This little creeper (which was projected last night at a 1.66:1 aspect ratio!) is set on an isolated farm in 17th Century New England, when the lore of witches and sorcery was at an all-time high. I was seriously impressed by the historical authenticity and the complete submission to the superstitious mythology of evil in the early 1600s and the panicky mindset of those God-fearing Puritans who completely bought the notion that demonic evil was absolutely manifest and waiting in the thicket. And I was entranced by Eggers’ slowburn strategy, which finally pays off in spades during the final 25 to 30 minutes. And I was fascinated at the allusions to sexuality as a kind of budding demon seed.
The focus is on a farming family of seven — a strong, devout father with a deep resonant voice (Ralph Ineson), a wiry, agitated, asexual mother with a mostly impenetrable accent (Kate Dickie), an intelligent and very hot mid-teen daughter (Anya Taylor-Joy), a younger brother disturbed by sensual stirrings (Harvey Scrimshaw), two toddlers (Ellie Grainger, Lucas Dawson) and an infant — and one of the most fearsome and persistent threats, never acted upon or spoken of but constantly flowing in the blood, is the animal energy of sex.
I’m repeating myself, yes, but Michael Moore‘s Where To Invade Next opened last weekend on 308 screens, and took in $930,240 for a per-screen average of $3030 — quite good for a documentary. Here, again, is the partial Where To Invade Next fact sheet that I posted on 11.11.15. And here, again, are excepts from my 9.11.15 Toronto Film Festival review:
Michael Moore‘s Where To Invade Next is an amusing, alpha-wavey, selectively factual love letter to the kind of European Democratic socialism that Bernie Sanders has been espousing for years. And it’s funny and illuminating and generally soothing (unless you’re a rightie). And engaging in an alpha, up-with-people sense. It’s basically an argument in favor of “we” values and policies over the “me and mine” theology that lies of the heart of the American dream.
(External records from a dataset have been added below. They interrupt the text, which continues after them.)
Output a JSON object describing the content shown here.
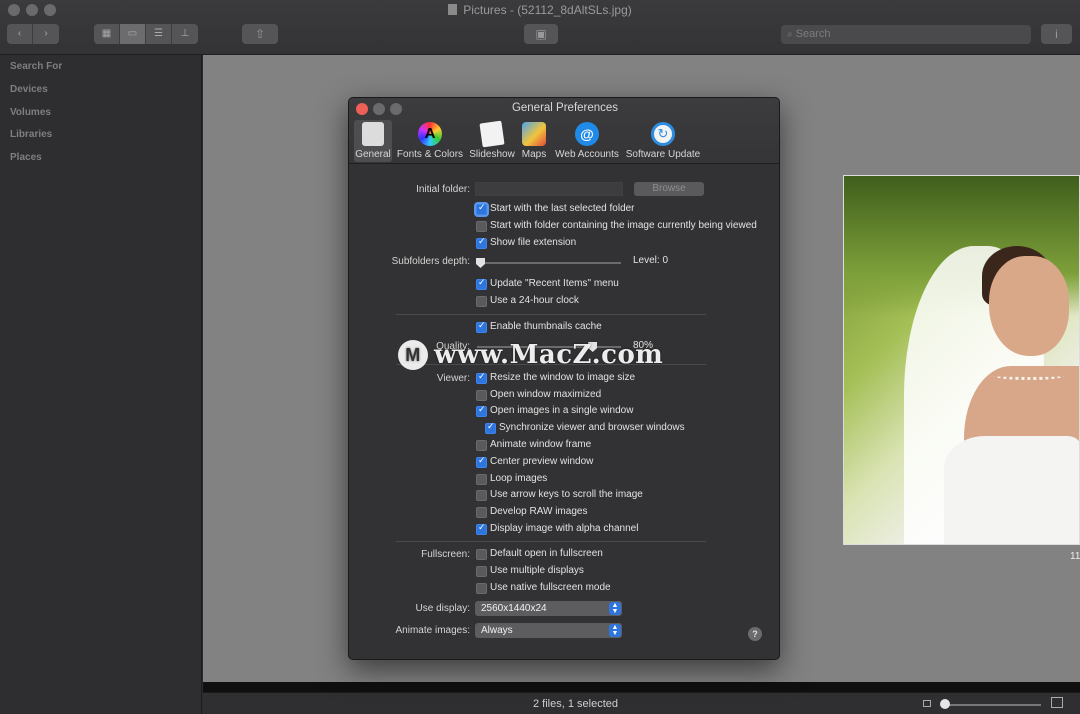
{
  "window": {
    "title": "Pictures - (52112_8dAltSLs.jpg)",
    "search_placeholder": "Search"
  },
  "sidebar": {
    "sections": [
      "Search For",
      "Devices",
      "Volumes",
      "Libraries",
      "Places"
    ]
  },
  "status": {
    "text": "2 files, 1 selected",
    "side_number": "11"
  },
  "dialog": {
    "title": "General Preferences",
    "tabs": [
      {
        "label": "General",
        "icon": "general-switch-icon"
      },
      {
        "label": "Fonts & Colors",
        "icon": "color-wheel-icon"
      },
      {
        "label": "Slideshow",
        "icon": "slideshow-icon"
      },
      {
        "label": "Maps",
        "icon": "maps-icon"
      },
      {
        "label": "Web Accounts",
        "icon": "at-sign-icon"
      },
      {
        "label": "Software Update",
        "icon": "refresh-icon"
      }
    ],
    "initial_folder_label": "Initial folder:",
    "browse_label": "Browse",
    "options": {
      "start_last": {
        "label": "Start with the last selected folder",
        "checked": true
      },
      "start_viewed": {
        "label": "Start with folder containing the image currently being viewed",
        "checked": false
      },
      "show_ext": {
        "label": "Show file extension",
        "checked": true
      },
      "update_recent": {
        "label": "Update \"Recent Items\" menu",
        "checked": true
      },
      "clock24": {
        "label": "Use a 24-hour clock",
        "checked": false
      },
      "thumb_cache": {
        "label": "Enable thumbnails cache",
        "checked": true
      },
      "resize": {
        "label": "Resize the window to image size",
        "checked": true
      },
      "maximized": {
        "label": "Open window maximized",
        "checked": false
      },
      "single_window": {
        "label": "Open images in a single window",
        "checked": true
      },
      "sync": {
        "label": "Synchronize viewer and browser windows",
        "checked": true
      },
      "animate_frame": {
        "label": "Animate window frame",
        "checked": false
      },
      "center_preview": {
        "label": "Center preview window",
        "checked": true
      },
      "loop": {
        "label": "Loop images",
        "checked": false
      },
      "arrow_keys": {
        "label": "Use arrow keys to scroll the image",
        "checked": false
      },
      "raw": {
        "label": "Develop RAW images",
        "checked": false
      },
      "alpha": {
        "label": "Display image with alpha channel",
        "checked": true
      },
      "fs_default": {
        "label": "Default open in fullscreen",
        "checked": false
      },
      "fs_multi": {
        "label": "Use multiple displays",
        "checked": false
      },
      "fs_native": {
        "label": "Use native fullscreen mode",
        "checked": false
      }
    },
    "subfolders_label": "Subfolders depth:",
    "subfolders_level_text": "Level: 0",
    "subfolders_level_value": 0,
    "quality_label": "Quality:",
    "quality_text": "80%",
    "quality_value": 0.8,
    "viewer_label": "Viewer:",
    "fullscreen_label": "Fullscreen:",
    "use_display_label": "Use display:",
    "use_display_value": "2560x1440x24",
    "animate_images_label": "Animate images:",
    "animate_images_value": "Always",
    "help_label": "?"
  },
  "watermark": {
    "text": "www.MacZ.com"
  },
  "colors": {
    "accent": "#2f75de",
    "close": "#ed5f57",
    "minimize": "#6a6a6c",
    "zoom": "#6a6a6c"
  }
}
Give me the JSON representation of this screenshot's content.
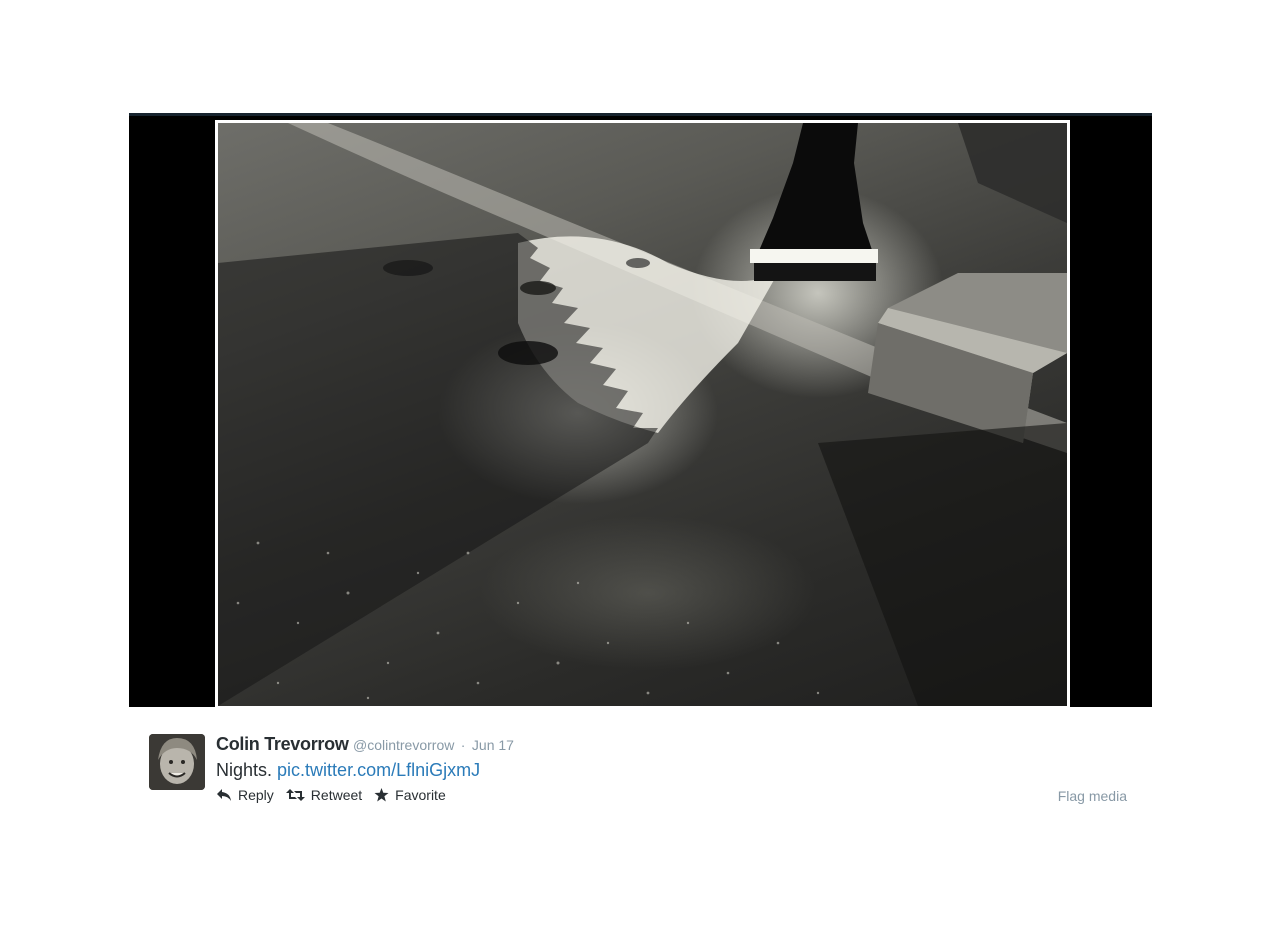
{
  "media": {
    "alt": "Black and white night photo of wet pavement with a palm tree shadow, a lamp post base and a concrete bench"
  },
  "tweet": {
    "fullname": "Colin Trevorrow",
    "username": "@colintrevorrow",
    "separator": "·",
    "timestamp": "Jun 17",
    "text": "Nights.",
    "link": "pic.twitter.com/LflniGjxmJ"
  },
  "actions": {
    "reply": "Reply",
    "retweet": "Retweet",
    "favorite": "Favorite",
    "flag_media": "Flag media"
  },
  "colors": {
    "name": "#292f33",
    "meta": "#8899a6",
    "link": "#2b7bb9",
    "stage": "#000000"
  },
  "icons": {
    "reply": "reply-icon",
    "retweet": "retweet-icon",
    "favorite": "star-icon"
  }
}
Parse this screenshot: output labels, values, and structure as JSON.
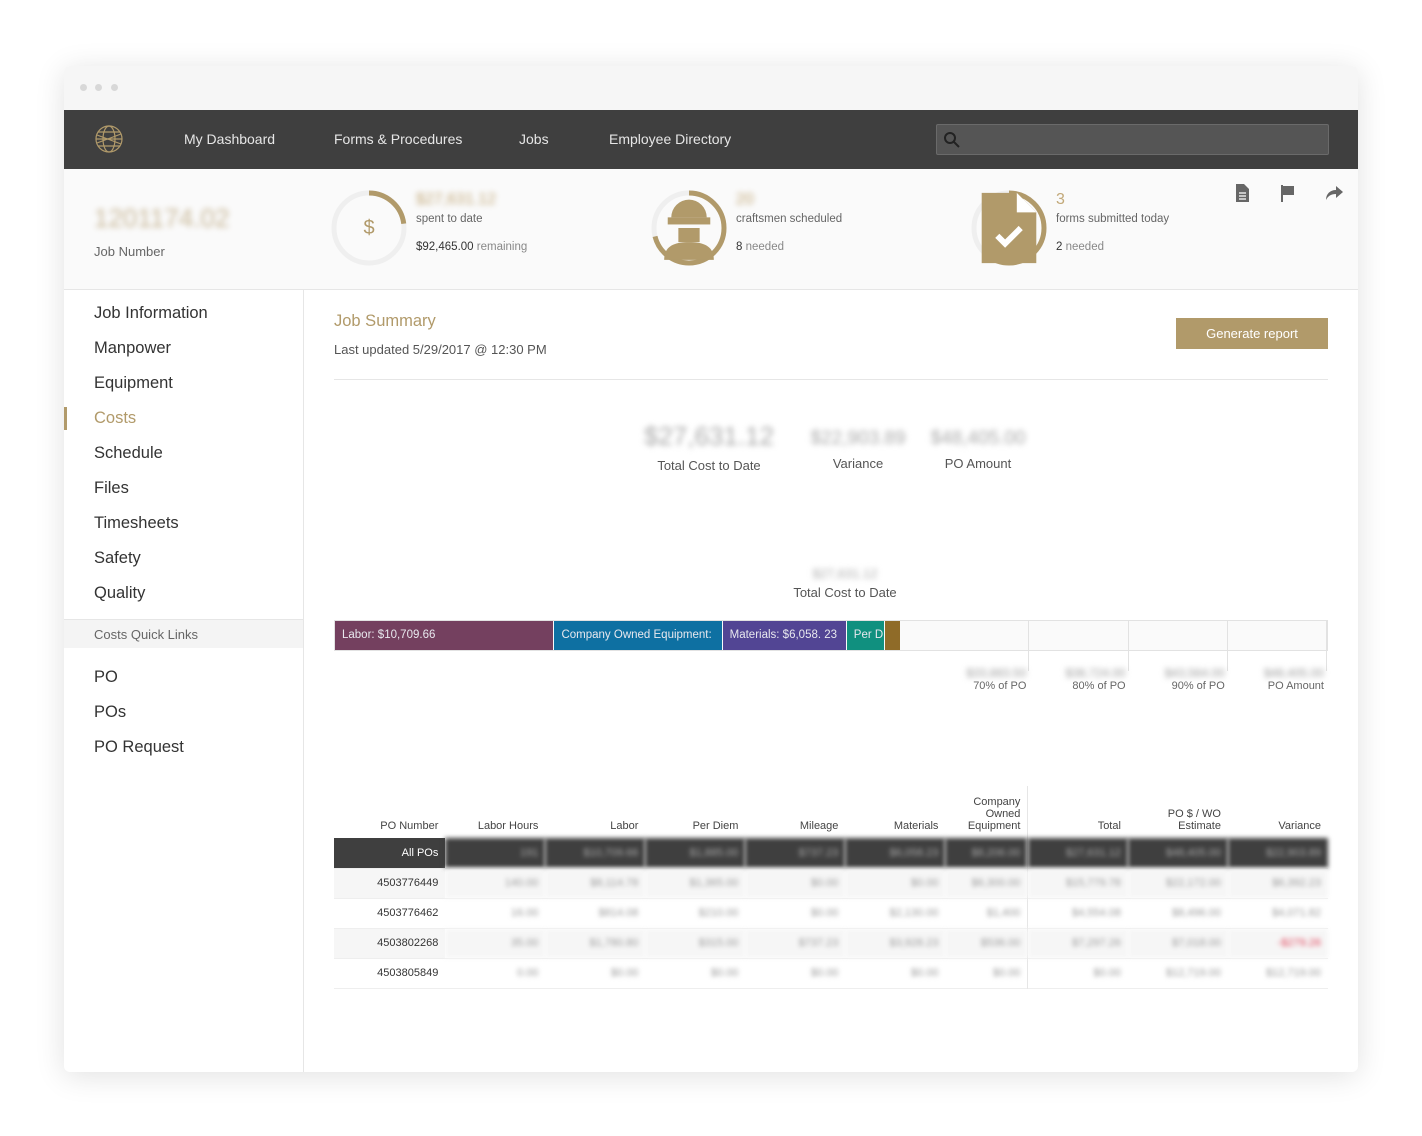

The primary theme of Sanders’s domestic philosophy is that benefits for working Joes are far more bountiful in many European countries (France, Italy, Finland, Norway, Slovenia, Portugal), and that we should try to humanize American life by instituting some of their social policies. He’s talking higher taxes, yes, but guaranteed health care, free universities, longer vacations (up to 35 days per year in Italy), a far less predatory work environment, better school-cafeteria food, more relaxation and apparently more sex, etc.
By any semi-humane measuring stick this is a much more attractive, more dignity-affirming way of life — imperfect and fraught with the usual problems, but far preferable, it seems, to the ruggedly Darwinian, rough-and-tumble, wealth-favoring oligarchial system that Americans are currently saddled with.
Mass-market ticket-buyers have never been and never will be all that hip. If, however, you can deliver a film — particularly a self-regarding, fourth-wall-breaking, supermetahero thing — that flatters them by making them feel hipper and sharper than they actually are, you’re more than halfway home.
This, to go by reviews and Twitter, is apparently what’s happened with Tim Miller and Ryan Reynolds‘ Deadpool. God help me but since I missed the Los Angeles all-media screening and couldn’t fit in a Santa Barbara viewing last weekend (partly because I didn’t give a shit and partly out of concerns that some shows might be sold out given the huge response — $135 million domestic, $260 million worldwide) I feel I have to submit today. Because it’s made so much money, I mean.
I feel like a nine-year-old kid with cavities who has to go to the dentist. I loved the Captain America films and I worshipped Peyton Reed‘s Ant-Man, but I know I’m going to hate this. Insult to injury, I have to pay to see it. My soul is wilting.